**YOUR OBJECTIVE:**
State how many lines in the records below include the word "ready". Give nothing but that number.

————————

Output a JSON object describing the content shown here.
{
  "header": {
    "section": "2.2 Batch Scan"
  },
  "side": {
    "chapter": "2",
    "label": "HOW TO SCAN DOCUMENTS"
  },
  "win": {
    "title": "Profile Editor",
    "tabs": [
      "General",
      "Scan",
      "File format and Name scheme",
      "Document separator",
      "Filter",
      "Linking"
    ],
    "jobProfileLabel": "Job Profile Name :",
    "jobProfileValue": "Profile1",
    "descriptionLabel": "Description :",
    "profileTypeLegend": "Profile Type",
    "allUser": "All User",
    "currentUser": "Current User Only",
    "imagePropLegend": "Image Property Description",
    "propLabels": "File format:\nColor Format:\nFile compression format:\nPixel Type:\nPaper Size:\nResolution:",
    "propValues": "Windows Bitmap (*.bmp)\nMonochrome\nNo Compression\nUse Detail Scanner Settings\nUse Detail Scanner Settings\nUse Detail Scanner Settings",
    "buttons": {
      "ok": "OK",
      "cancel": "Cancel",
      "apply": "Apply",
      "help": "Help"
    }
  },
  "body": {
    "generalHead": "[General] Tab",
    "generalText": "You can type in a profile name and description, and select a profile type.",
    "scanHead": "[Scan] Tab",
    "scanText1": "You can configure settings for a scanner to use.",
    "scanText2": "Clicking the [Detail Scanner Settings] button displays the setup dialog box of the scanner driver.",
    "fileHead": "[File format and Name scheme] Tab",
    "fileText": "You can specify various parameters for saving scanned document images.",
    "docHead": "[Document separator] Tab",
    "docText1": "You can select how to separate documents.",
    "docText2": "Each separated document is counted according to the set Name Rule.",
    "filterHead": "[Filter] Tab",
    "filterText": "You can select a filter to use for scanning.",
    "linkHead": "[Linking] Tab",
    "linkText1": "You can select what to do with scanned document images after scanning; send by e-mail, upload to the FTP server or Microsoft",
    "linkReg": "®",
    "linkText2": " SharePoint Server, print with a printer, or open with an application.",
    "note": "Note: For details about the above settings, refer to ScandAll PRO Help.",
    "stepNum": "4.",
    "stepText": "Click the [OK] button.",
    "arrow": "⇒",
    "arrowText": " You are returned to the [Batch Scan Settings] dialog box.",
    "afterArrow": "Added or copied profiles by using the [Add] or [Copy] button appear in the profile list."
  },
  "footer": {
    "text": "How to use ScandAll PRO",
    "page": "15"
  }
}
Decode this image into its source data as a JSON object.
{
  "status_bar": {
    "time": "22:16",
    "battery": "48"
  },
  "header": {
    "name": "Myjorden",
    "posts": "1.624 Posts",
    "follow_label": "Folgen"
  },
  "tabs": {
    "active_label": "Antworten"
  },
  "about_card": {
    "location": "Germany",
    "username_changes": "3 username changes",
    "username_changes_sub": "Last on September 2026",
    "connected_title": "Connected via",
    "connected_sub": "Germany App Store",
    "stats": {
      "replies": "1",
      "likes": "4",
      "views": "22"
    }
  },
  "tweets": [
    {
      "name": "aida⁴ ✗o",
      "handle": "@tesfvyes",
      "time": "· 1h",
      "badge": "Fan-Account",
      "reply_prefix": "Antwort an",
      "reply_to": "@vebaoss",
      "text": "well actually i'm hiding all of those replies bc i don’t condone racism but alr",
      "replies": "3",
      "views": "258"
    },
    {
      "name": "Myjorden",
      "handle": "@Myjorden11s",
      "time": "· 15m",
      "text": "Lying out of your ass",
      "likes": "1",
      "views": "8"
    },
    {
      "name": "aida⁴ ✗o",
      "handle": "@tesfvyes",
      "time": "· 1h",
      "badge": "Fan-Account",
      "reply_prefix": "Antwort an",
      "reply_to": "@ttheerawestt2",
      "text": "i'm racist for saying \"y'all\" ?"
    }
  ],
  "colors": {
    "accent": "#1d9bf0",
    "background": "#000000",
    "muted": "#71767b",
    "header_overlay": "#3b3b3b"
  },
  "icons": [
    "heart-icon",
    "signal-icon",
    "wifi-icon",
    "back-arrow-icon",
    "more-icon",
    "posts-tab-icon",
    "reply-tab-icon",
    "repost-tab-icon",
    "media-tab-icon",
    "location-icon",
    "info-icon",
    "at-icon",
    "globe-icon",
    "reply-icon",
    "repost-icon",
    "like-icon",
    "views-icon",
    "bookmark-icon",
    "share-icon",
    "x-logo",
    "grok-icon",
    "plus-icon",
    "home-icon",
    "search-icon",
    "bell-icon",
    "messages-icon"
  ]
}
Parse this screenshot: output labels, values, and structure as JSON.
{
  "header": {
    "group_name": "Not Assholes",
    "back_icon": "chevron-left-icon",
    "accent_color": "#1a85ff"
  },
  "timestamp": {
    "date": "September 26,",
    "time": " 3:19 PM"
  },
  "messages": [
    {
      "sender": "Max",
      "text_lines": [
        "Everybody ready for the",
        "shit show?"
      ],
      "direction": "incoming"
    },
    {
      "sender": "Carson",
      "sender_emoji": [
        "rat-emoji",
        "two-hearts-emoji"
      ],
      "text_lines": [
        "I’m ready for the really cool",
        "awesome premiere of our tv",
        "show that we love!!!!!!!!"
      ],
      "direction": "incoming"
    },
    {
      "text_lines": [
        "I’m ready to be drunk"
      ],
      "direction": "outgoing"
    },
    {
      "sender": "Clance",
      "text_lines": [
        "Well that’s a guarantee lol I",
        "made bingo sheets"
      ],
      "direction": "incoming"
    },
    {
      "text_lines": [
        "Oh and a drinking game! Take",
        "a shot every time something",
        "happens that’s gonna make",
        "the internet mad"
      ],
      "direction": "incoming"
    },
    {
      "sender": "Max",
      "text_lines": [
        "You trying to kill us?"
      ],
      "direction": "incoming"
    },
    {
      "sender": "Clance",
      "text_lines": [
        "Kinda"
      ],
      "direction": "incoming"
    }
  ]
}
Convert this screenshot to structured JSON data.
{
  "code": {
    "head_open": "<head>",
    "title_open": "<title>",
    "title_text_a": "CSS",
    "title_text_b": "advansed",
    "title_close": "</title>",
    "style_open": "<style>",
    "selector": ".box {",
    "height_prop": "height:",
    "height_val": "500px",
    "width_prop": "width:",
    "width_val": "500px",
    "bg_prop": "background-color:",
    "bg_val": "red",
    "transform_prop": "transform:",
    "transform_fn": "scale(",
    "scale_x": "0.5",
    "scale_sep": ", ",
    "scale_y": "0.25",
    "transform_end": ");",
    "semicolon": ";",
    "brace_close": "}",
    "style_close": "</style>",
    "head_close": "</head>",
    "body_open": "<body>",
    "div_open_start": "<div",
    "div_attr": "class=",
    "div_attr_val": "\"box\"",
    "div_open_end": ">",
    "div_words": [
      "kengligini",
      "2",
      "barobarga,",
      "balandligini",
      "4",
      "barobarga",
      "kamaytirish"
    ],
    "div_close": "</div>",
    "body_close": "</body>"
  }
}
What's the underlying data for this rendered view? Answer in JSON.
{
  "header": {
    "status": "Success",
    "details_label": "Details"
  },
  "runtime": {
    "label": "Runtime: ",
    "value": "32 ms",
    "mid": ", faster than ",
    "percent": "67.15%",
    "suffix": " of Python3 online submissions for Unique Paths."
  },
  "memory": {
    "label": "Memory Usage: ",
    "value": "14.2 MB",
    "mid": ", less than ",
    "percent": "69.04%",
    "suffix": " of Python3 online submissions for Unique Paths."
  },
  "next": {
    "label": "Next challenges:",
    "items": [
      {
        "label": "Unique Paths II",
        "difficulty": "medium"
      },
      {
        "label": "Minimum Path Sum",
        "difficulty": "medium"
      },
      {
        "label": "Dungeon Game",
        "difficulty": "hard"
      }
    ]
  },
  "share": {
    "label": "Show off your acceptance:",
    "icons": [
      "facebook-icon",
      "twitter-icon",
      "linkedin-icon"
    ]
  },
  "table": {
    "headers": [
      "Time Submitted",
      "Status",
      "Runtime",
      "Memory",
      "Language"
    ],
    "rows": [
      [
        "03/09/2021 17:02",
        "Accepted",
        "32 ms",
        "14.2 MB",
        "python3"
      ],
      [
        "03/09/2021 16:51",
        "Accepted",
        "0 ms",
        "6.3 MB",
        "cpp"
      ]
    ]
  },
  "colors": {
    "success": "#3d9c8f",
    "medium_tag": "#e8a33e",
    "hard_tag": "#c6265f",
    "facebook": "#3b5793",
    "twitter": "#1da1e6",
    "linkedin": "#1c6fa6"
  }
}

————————

**WRITTEN SOLUTION:**
3